He was also listed this year as among the top 1 percent of scientific researchers in the world, according to the 2015 Highly Cited Researchers list produced by Thomson Reuters. The list, which encompasses 3,000 scholars in 21 fields of science and social sciences who demonstrate great influence as measured by citations to their work, includes less than one-half of one percent of all published researchers. Last year, he was named by ScienceWatch as among the World’s Most Influential Scientific Minds, and also was named an IEEE Fellow.
Additionally, Jafar, who earned his doctorate in electrical engineering from Stanford University, received the NSF CAREER award in 2006, the Office of Naval Research Young Investigator award in 2008, and both the Maseeh Outstanding Research Award (2010) and the Mid-Career Excellence in Research Award (2015) from the Samueli School of Engineering. He also received the UCI EECS Professor of the Year award five times from the Engineering Student Council, and the engineering school’s Teaching Excellence Award in 2012.
“Over the course of my time as a faculty here, I have experienced a growing sense of attachment, not only to the wonderful students and colleagues in my own department but also to the UCI campus as a whole,” Jafar said. “To be recognized at the campus level through
one of the UCI Academic Senate’s highest honors is therefore something I cherish very much.”
Weian Zhao, assistant professor of pharmaceutical sciences and biomedical engineering, received the 2015-16 Distinguished Assistant Professor Award for Research. It too is awarded to only one (assistant professor) per year in recognition of outstanding research.
Zhao’s work aims to elucidate and eventually control the fate of transplanted stem cells and to develop novel miniaturized devices for disease diagnosis and monitoring.

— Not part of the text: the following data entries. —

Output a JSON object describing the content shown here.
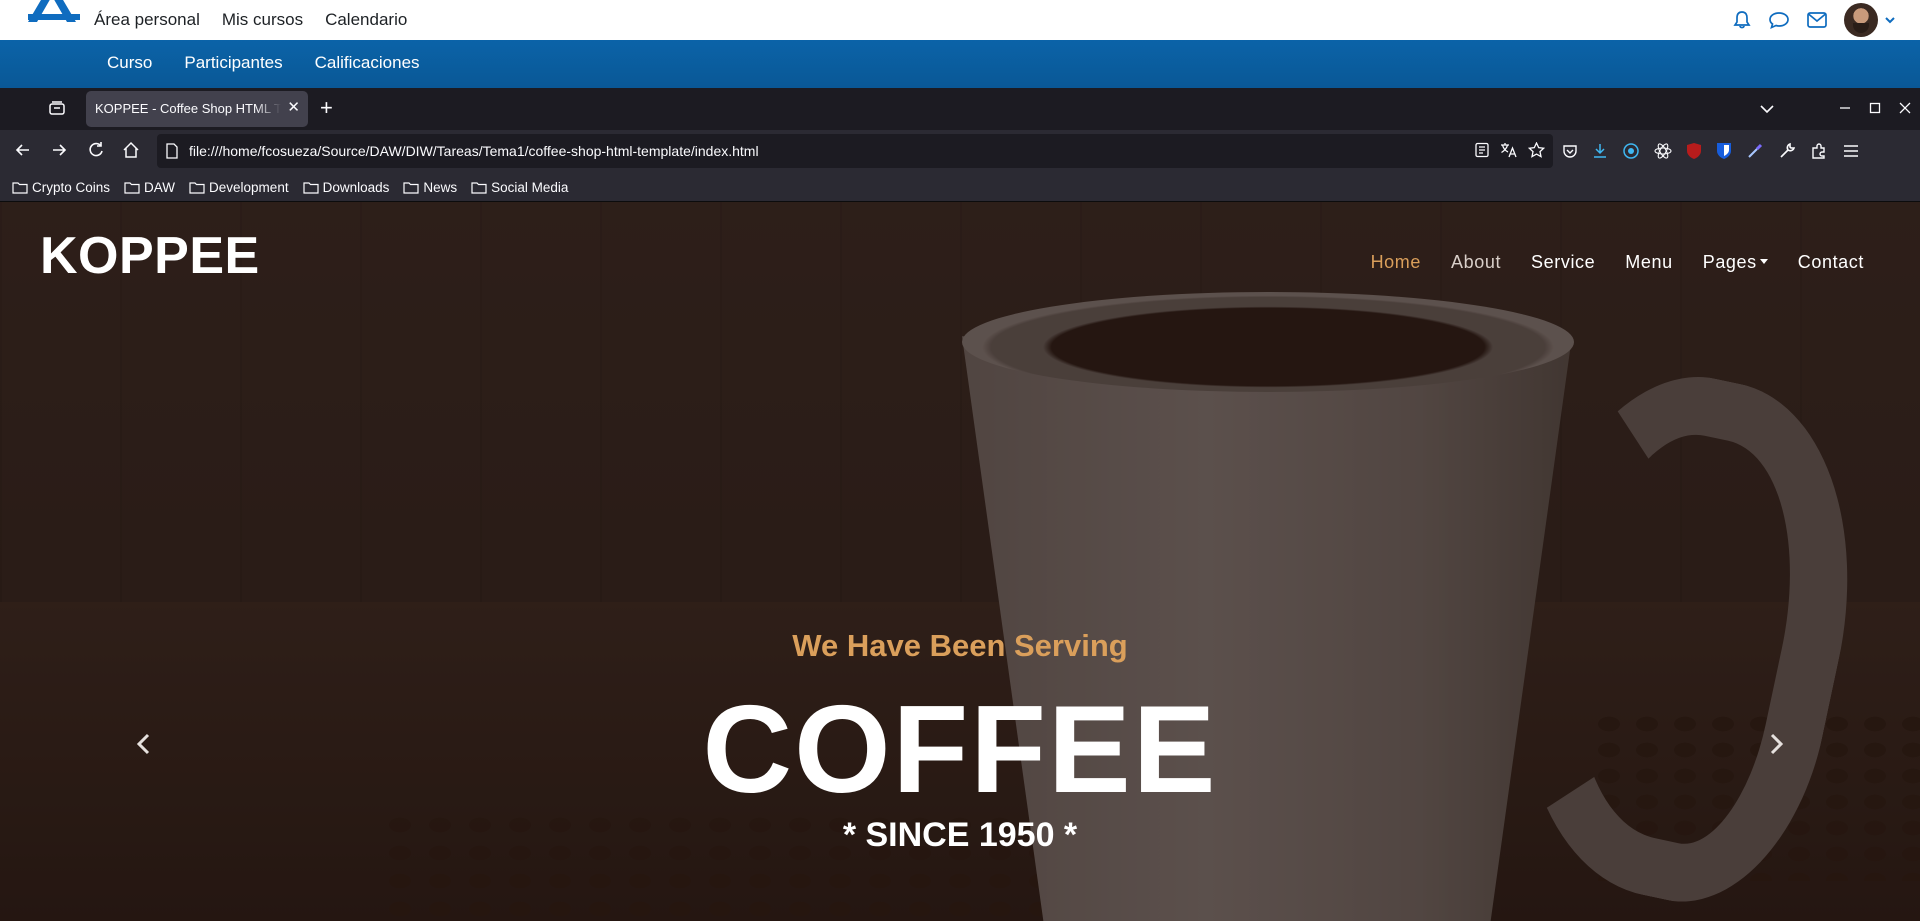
{
  "moodle": {
    "nav": [
      "Área personal",
      "Mis cursos",
      "Calendario"
    ],
    "course_nav": [
      "Curso",
      "Participantes",
      "Calificaciones"
    ],
    "icons": [
      "bell-icon",
      "chat-icon",
      "mail-icon",
      "avatar",
      "chevron-down-icon"
    ]
  },
  "browser": {
    "tab_title": "KOPPEE - Coffee Shop HTML Template",
    "url": "file:///home/fcosueza/Source/DAW/DIW/Tareas/Tema1/coffee-shop-html-template/index.html",
    "bookmarks": [
      "Crypto Coins",
      "DAW",
      "Development",
      "Downloads",
      "News",
      "Social Media"
    ]
  },
  "site": {
    "logo": "KOPPEE",
    "nav": [
      "Home",
      "About",
      "Service",
      "Menu",
      "Pages",
      "Contact"
    ],
    "hero": {
      "subtitle": "We Have Been Serving",
      "title": "COFFEE",
      "since": "* SINCE 1950 *"
    }
  },
  "colors": {
    "accent": "#da9f5b",
    "moodle_blue": "#0b63a8",
    "browser_bg": "#1c1b22"
  }
}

Earlier this year, his research team received a five-year, multimillion dollar award from a National Institute of Allergy & Infectious Diseases program to further develop a bloodstream infection detection system that significantly reduces diagnosis times while retaining unprecedented accuracy.
Zhao, founder of Velox Biosystems, a startup company that seeks to develop rapid diagnostic technology, also leads UCI’s effort in the Drug, Device, Discovery and Development component of the University of California’s UC BRAID (Biomedical Research Acceleration, integration and Development). His work has been published in journals including Nature Communications, Nature Nanotechnology, PNAS, Blood, Neurology, Biomaterials, Lab on a Chip, JACS, Advanced Materials, and Angewandte Chemie (published by the German Chemical Society). He is the recipient of numerous awards, including MIT’s Technology Review TR35 Award and the NIH Director’s New Innovator Award.
Zhao earned his doctorate in chemistry at McMaster University and was a Human Frontier Science Program (HFSP) postdoctoral Fellow at Harvard Medical School, Brigham and Women’s Hospital and MIT. An associate editor of Frontiers in Molecular Diagnostics, he serves on editorial boards of the journals Stem Cell International and Interface Focus.
“This is a great honor,” Zhao said of his Academic Senate award. “It recognizes the importance of our collaborative and interdisciplinary approaches to tackling some of the biggest challenges in medicine."
Samueli School Dean Gregory Washington praised Jafar’s and Zhao’s achievements. “Wireless carriers will dramatically change the operation and configuration of their networks based on Syed’s work,” Washington said, “and Weian is making groundbreaking strides in the ability to diagnose and monitor disease. They are both extremely worthy recipients of these awards, and all of us at the Samueli School are proud of their many accomplishments.”
--Anna Lynn Spitzer